Around 2001, Kathy Bredimus and Shirley Hirsch succeeded Albright as ministry coordinators. They invited other parishes to participate — most particularly young people — from Norfolk and Portsmouth and as far as Roanoke. In recent years, Spanish-speaking parishioners, such as Zuniga, who teaches catechism to migrants and helps with local transportation, have brought resources both to their parishes and to this ministry.
This ministry has transformed the lives of workers and parishioners. At the October gathering, one man recounted that 2017 had been an especially difficult year to be separated from his family.
In September, two earthquakes hit in the vicinity of his home in Central Mexico.
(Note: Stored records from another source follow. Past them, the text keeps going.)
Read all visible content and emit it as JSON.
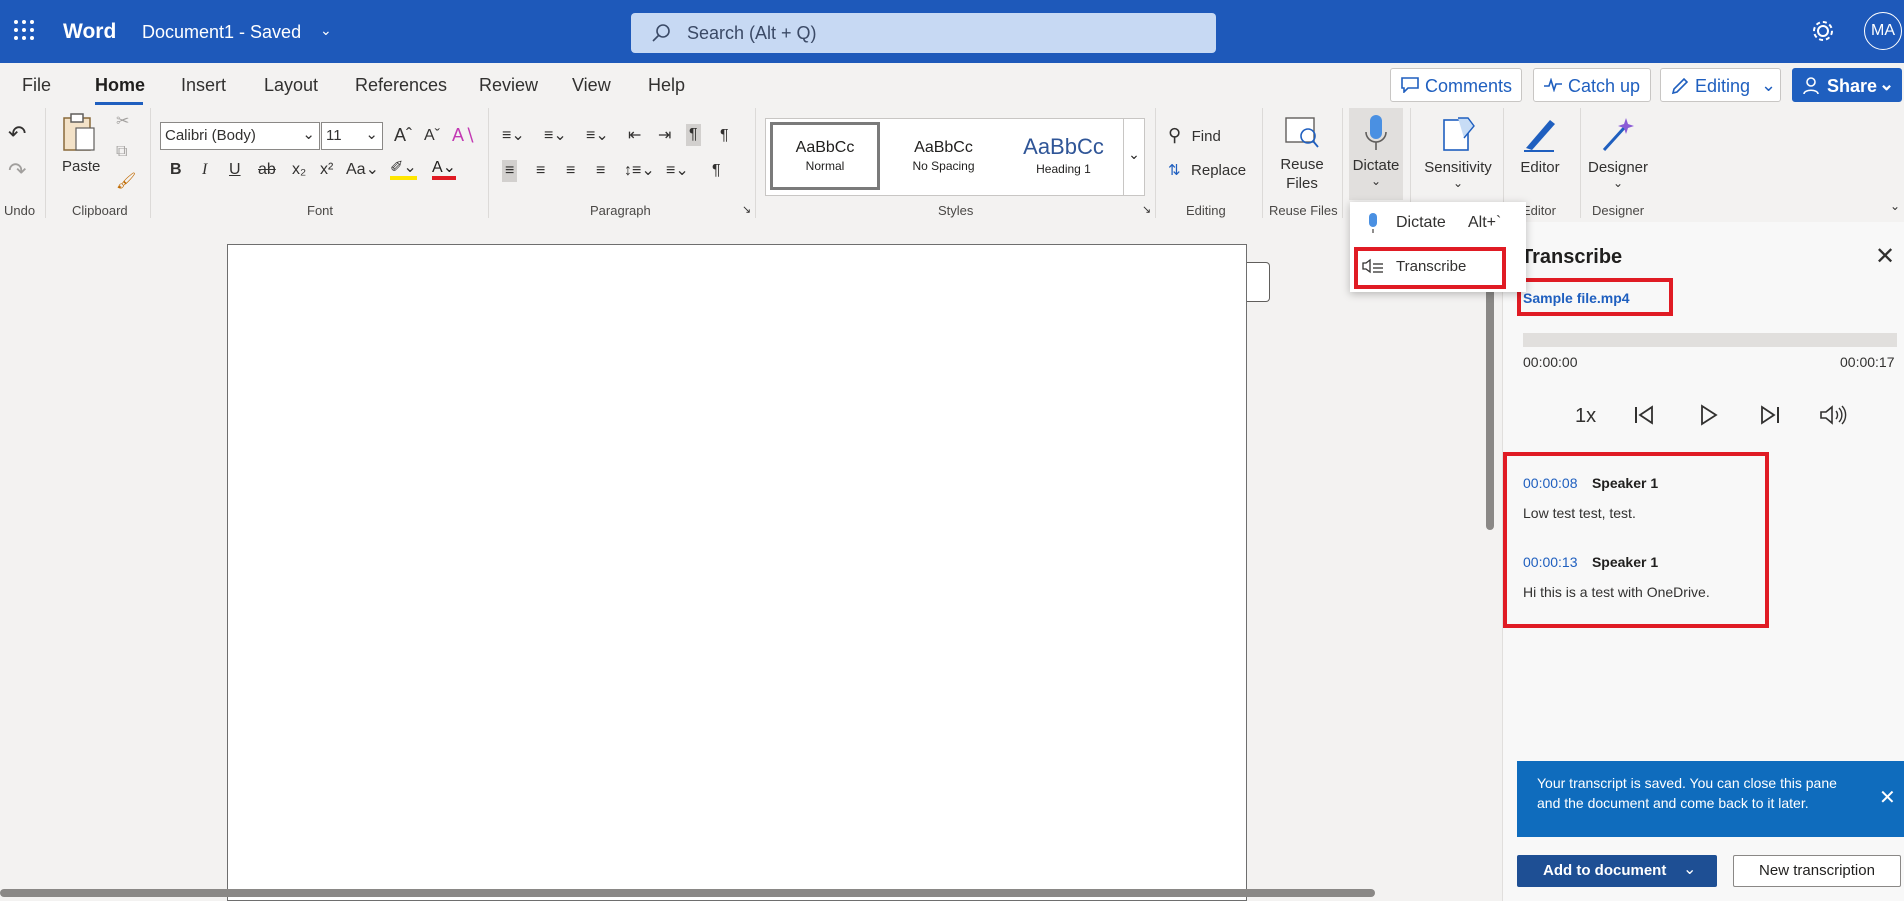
{
  "titlebar": {
    "app_name": "Word",
    "doc_title": "Document1 - Saved",
    "search_placeholder": "Search (Alt + Q)",
    "avatar_initials": "MA"
  },
  "tabs": [
    "File",
    "Home",
    "Insert",
    "Layout",
    "References",
    "Review",
    "View",
    "Help"
  ],
  "top_buttons": {
    "comments": "Comments",
    "catchup": "Catch up",
    "editing": "Editing",
    "share": "Share"
  },
  "ribbon": {
    "undo_label": "Undo",
    "clipboard_label": "Clipboard",
    "paste": "Paste",
    "font_name": "Calibri (Body)",
    "font_size": "11",
    "font_label": "Font",
    "paragraph_label": "Paragraph",
    "styles_label": "Styles",
    "styles": [
      {
        "sample": "AaBbCc",
        "name": "Normal"
      },
      {
        "sample": "AaBbCc",
        "name": "No Spacing"
      },
      {
        "sample": "AaBbCc",
        "name": "Heading 1"
      }
    ],
    "find": "Find",
    "replace": "Replace",
    "editing_label": "Editing",
    "reuse_files": "Reuse Files",
    "reuse_files_label": "Reuse Files",
    "dictate": "Dictate",
    "sensitivity": "Sensitivity",
    "editor": "Editor",
    "editor_label": "Editor",
    "designer": "Designer",
    "designer_label": "Designer"
  },
  "dictate_menu": {
    "dictate": "Dictate",
    "dictate_shortcut": "Alt+`",
    "transcribe": "Transcribe"
  },
  "pane": {
    "title": "Transcribe",
    "file_name": "Sample file.mp4",
    "time_start": "00:00:00",
    "time_end": "00:00:17",
    "speed": "1x",
    "entries": [
      {
        "time": "00:00:08",
        "speaker": "Speaker 1",
        "text": "Low test test, test."
      },
      {
        "time": "00:00:13",
        "speaker": "Speaker 1",
        "text": "Hi this is a test with OneDrive."
      }
    ],
    "toast": "Your transcript is saved. You can close this pane and the document and come back to it later.",
    "add_to_document": "Add to document",
    "new_transcription": "New transcription"
  },
  "colors": {
    "titlebar": "#1e59ba",
    "accent": "#1f5fbf",
    "highlight_red": "#e01b24",
    "toast": "#0f6cbd"
  }
}
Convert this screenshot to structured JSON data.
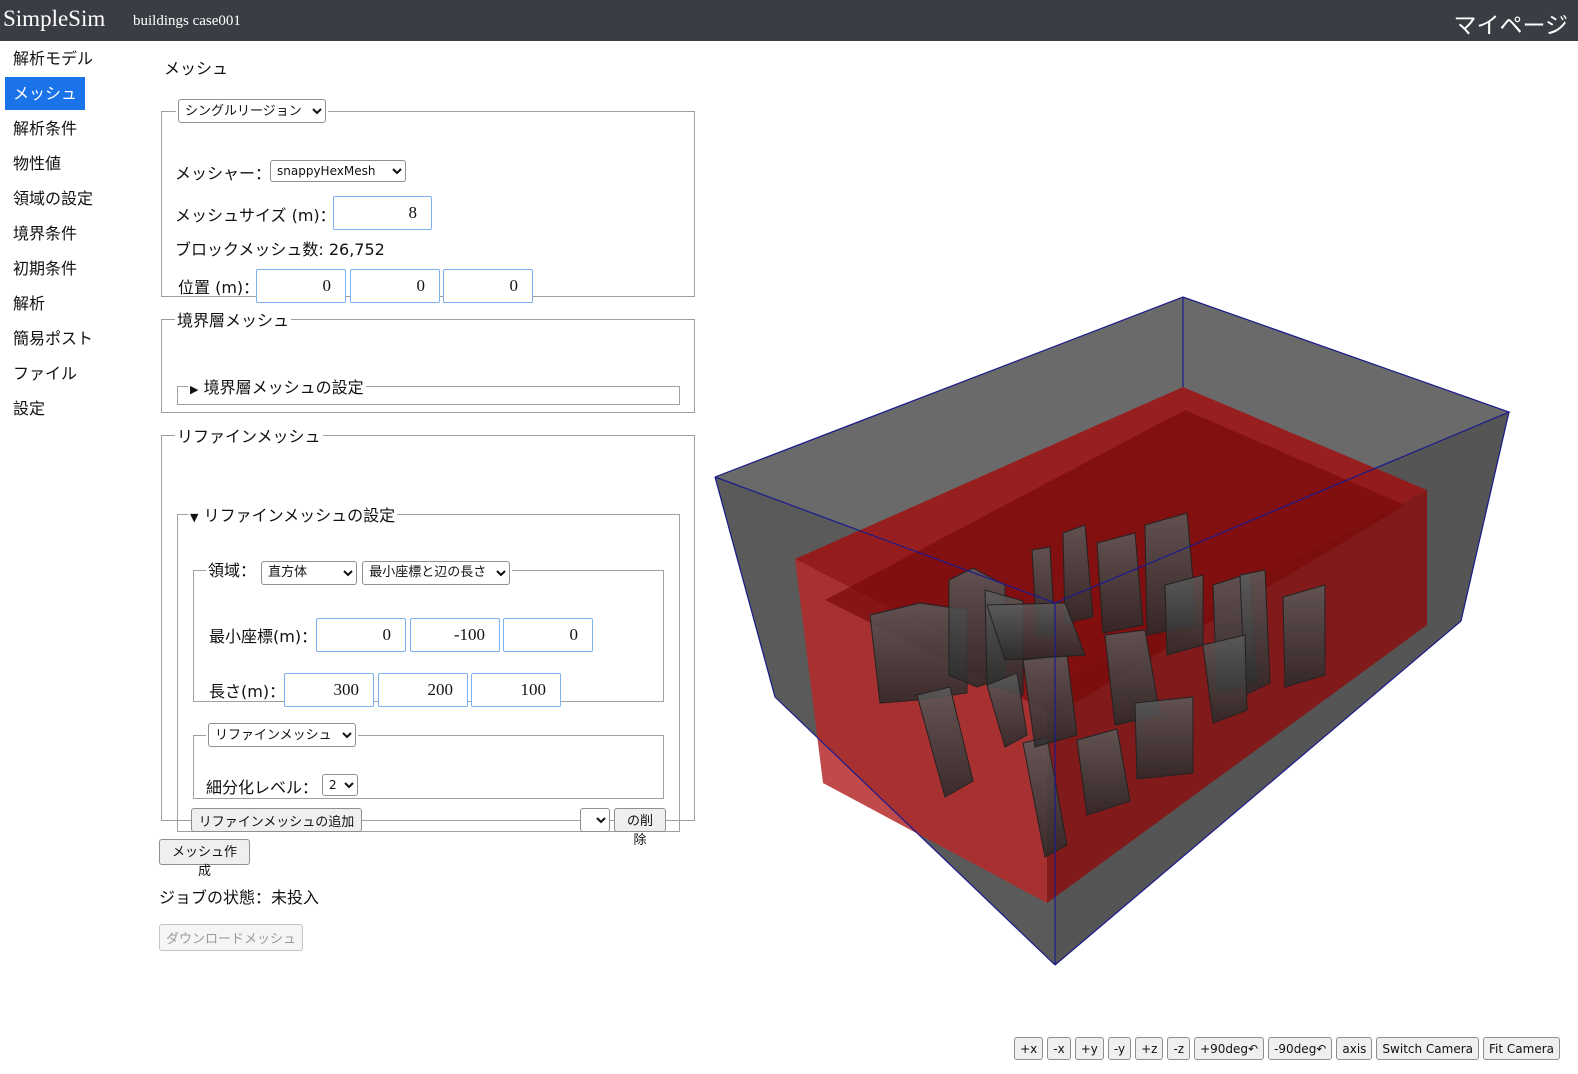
{
  "app": {
    "brand": "SimpleSim",
    "case_name": "buildings case001",
    "mypage": "マイページ"
  },
  "sidebar": {
    "items": [
      {
        "label": "解析モデル"
      },
      {
        "label": "メッシュ",
        "active": true
      },
      {
        "label": "解析条件"
      },
      {
        "label": "物性値"
      },
      {
        "label": "領域の設定"
      },
      {
        "label": "境界条件"
      },
      {
        "label": "初期条件"
      },
      {
        "label": "解析"
      },
      {
        "label": "簡易ポスト"
      },
      {
        "label": "ファイル"
      },
      {
        "label": "設定"
      }
    ]
  },
  "main": {
    "title": "メッシュ",
    "region": {
      "select": "シングルリージョン",
      "mesher_label": "メッシャー：",
      "mesher_value": "snappyHexMesh",
      "size_label": "メッシュサイズ (m)：",
      "size_value": "8",
      "block_label": "ブロックメッシュ数: 26,752",
      "position_label": "位置 (m)：",
      "position": [
        "0",
        "0",
        "0"
      ]
    },
    "boundary_layer": {
      "legend": "境界層メッシュ",
      "summary": "境界層メッシュの設定"
    },
    "refine": {
      "legend": "リファインメッシュ",
      "summary": "リファインメッシュの設定",
      "area_label": "領域：",
      "shape": "直方体",
      "spec": "最小座標と辺の長さ",
      "min_label": "最小座標(m)：",
      "min": [
        "0",
        "-100",
        "0"
      ],
      "length_label": "長さ(m)：",
      "length": [
        "300",
        "200",
        "100"
      ],
      "type": "リファインメッシュ",
      "level_label": "細分化レベル：",
      "level": "2",
      "add_button": "リファインメッシュの追加",
      "delete_button": "の削除"
    },
    "create_button": "メッシュ作成",
    "job_status": "ジョブの状態：未投入",
    "download_button": "ダウンロードメッシュ"
  },
  "viewer": {
    "colors": {
      "domain": "#5a5a5a",
      "refine": "#b00000",
      "edge": "#1a1a8c"
    },
    "toolbar": [
      "+x",
      "-x",
      "+y",
      "-y",
      "+z",
      "-z",
      "+90deg↶",
      "-90deg↶",
      "axis",
      "Switch Camera",
      "Fit Camera"
    ]
  }
}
His family survived, but many homes were destroyed, and recovery has been slow. The assurance that Father Imperial and St. Peter Parish have been praying for him and his family has given him peace and hope amidst much hardship, he said.
Faith formation and celebration
Eastern Shore priests and parishioners have also put considerable effort into dispensing the Church’s sacraments. In 2013, Father Imperial discovered that migrant families arriving in the area after periods in Florida and Georgia had not been given the opportunity to be baptized and confirmed.
Workers were told that there wasn’t sufficient time during their temporary employment to “properly prepare” them. Parish formation programs are generally offered over the course of a year.
The late Bishop Francis X. DiLorenzo enabled Father Imperial to collaborate with the diocesan chancery and develop a condensed adult formation course so that by season’s end, migrants, guided in the Church’s teachings, would be prepared to receive communion.
Perhaps because of the difficulties families have encountered gaining access to sacraments, the celebration of baptisms and confirmations is a joyous and festive occasion. In past years, workers’ families have decorated the camps, placing white balloons — signifying purity and newness — in trees.
Parishes collaborate with the camps to procure tents, tables and chairs. Around the barracks, families have grilled food for parish visitors.
Some parishioners have struggled to overcome certain barriers, including language, to bond with individuals from different backgrounds. To that end, through migrant ministry, Spanish-speakers have discovered an opportunity to share in the work of the parish.
They have conducted catechesis for migrant families and have contributed to their adoptive parishes’ hospitality. In turn, their fellow parishioners have responded warmly. St. Peter Parish has united around various shared goals, most particularly the building of a new church — dedicated in December 2017.